}Dubbed “Geier on the Fire,” last week’s roast of longtime IPG boss Phil Geier featured a string of witty-yet-soft gibes, cigar-chomping impressions and embarrassing anecdotes. The guest of honor, looking unusually comfortable in front of a microphone, even managed to get in a few choice retorts himself. Still, the comments turned out to be so tame that Geier was busy softening his own rebuttal while others spoke.

Held at Cipriani’s 42nd Street, a cavernous former bank, the event attracted an estimated crowd of 500 that included former and current IPG players, such as Frank Lowe, Lee Garfinkel and Stone Roberts as well as Donny Deutsch, Allen Rosenshine and Phil Joanou. After dinner, John Dooner, Geier’s heir apparent—or”air-head apparent,” as John Bergin called him—led a karaoke chorus of “My Geier,” sung to the tune of “My Guy.” Sample lyrics: “Who smokes cigars that smell like GM cars?/It’s my Geier. Which king of bad attire will no longer be our sire?/It’s my Geier.” Backed by placard-carrying models and a piano, IPG consultant Barry Day positioned Geier as a future presidential candidate, leading a chorus of “Go With Geier!” Actor Christopher Plummer, Geier’s neighbor and tennis partner, recited an original limerick with lines such as, “Philip the Geier has the right kind of ire to set the advertising world on fire,” while longtime NBC big wig Bob Wright recalled Geier’s salad days at Colgate University, where he dated Joan Bennett and was known as “Deals Geier.”

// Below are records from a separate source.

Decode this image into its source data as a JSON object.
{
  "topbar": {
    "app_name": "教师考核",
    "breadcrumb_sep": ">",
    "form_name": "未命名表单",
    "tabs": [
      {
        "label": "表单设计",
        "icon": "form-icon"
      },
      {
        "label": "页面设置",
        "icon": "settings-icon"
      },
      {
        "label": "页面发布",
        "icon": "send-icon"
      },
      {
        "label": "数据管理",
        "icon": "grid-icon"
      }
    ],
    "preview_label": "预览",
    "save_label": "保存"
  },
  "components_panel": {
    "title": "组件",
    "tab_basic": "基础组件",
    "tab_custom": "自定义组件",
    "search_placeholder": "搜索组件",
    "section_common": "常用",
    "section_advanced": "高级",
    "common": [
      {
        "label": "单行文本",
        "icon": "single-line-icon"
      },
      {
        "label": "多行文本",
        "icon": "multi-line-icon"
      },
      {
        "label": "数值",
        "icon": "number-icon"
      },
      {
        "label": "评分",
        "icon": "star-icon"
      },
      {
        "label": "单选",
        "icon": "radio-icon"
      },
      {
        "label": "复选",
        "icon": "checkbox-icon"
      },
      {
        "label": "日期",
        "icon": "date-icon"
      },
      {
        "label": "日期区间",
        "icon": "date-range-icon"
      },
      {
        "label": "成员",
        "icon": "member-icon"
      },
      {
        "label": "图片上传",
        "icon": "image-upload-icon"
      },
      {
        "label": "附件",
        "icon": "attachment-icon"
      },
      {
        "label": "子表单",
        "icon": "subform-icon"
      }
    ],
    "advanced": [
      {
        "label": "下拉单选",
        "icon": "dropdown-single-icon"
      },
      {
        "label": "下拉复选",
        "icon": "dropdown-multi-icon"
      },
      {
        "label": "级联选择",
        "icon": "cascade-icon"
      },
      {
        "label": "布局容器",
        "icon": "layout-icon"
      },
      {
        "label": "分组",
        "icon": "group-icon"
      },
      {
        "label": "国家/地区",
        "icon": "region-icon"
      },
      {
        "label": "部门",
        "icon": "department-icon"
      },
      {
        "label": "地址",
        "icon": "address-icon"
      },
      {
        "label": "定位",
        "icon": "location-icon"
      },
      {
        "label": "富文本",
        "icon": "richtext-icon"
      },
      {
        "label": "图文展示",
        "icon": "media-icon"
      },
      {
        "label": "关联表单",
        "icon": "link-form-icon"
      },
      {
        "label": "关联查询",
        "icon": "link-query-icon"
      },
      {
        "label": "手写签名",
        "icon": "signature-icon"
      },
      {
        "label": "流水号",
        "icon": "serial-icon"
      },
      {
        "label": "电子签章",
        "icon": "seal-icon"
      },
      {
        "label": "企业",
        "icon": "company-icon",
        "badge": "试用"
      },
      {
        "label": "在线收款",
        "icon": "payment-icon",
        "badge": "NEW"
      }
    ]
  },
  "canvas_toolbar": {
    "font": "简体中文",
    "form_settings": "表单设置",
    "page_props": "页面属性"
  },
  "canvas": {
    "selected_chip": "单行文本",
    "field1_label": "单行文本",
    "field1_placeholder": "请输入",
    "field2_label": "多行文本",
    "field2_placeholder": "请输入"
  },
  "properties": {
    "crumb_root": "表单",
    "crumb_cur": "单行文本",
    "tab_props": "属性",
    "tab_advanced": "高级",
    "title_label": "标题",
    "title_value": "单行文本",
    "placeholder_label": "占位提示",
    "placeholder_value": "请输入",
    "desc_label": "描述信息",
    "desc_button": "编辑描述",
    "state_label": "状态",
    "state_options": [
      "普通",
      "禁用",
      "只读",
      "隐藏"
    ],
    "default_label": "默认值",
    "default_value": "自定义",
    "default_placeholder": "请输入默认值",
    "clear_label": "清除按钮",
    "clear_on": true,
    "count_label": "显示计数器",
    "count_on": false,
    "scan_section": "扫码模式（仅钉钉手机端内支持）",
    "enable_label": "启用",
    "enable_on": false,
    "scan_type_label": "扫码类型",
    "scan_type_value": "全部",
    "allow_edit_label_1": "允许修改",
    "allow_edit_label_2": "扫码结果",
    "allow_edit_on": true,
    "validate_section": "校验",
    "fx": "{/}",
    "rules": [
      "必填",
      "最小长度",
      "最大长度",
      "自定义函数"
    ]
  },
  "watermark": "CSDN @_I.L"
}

Bergin, the former BBDO and McCann-Erickson executive, lived up to his billing as “roast master,” describing Geier as “founder of IPG—a program he calls, “affirmative firing,” before adding, “Phil Geier believes in one credo: God helps those who helps himself. … He has helped himself very freely over the years.” The most cutting remark came from Rosenshine, who noted Geier’s penchant for buying “meaningless companies” and suggested—amid some boos—that he make a run for True North. He said, “It’s hard to believe someone with so little creative talent could have gotten so far in the advertising business.” Geier, however, got the last laugh. “Although I’m the one on the fire, I can still fire people.”

Maybe that’s why no one had the nerve to really mouth off.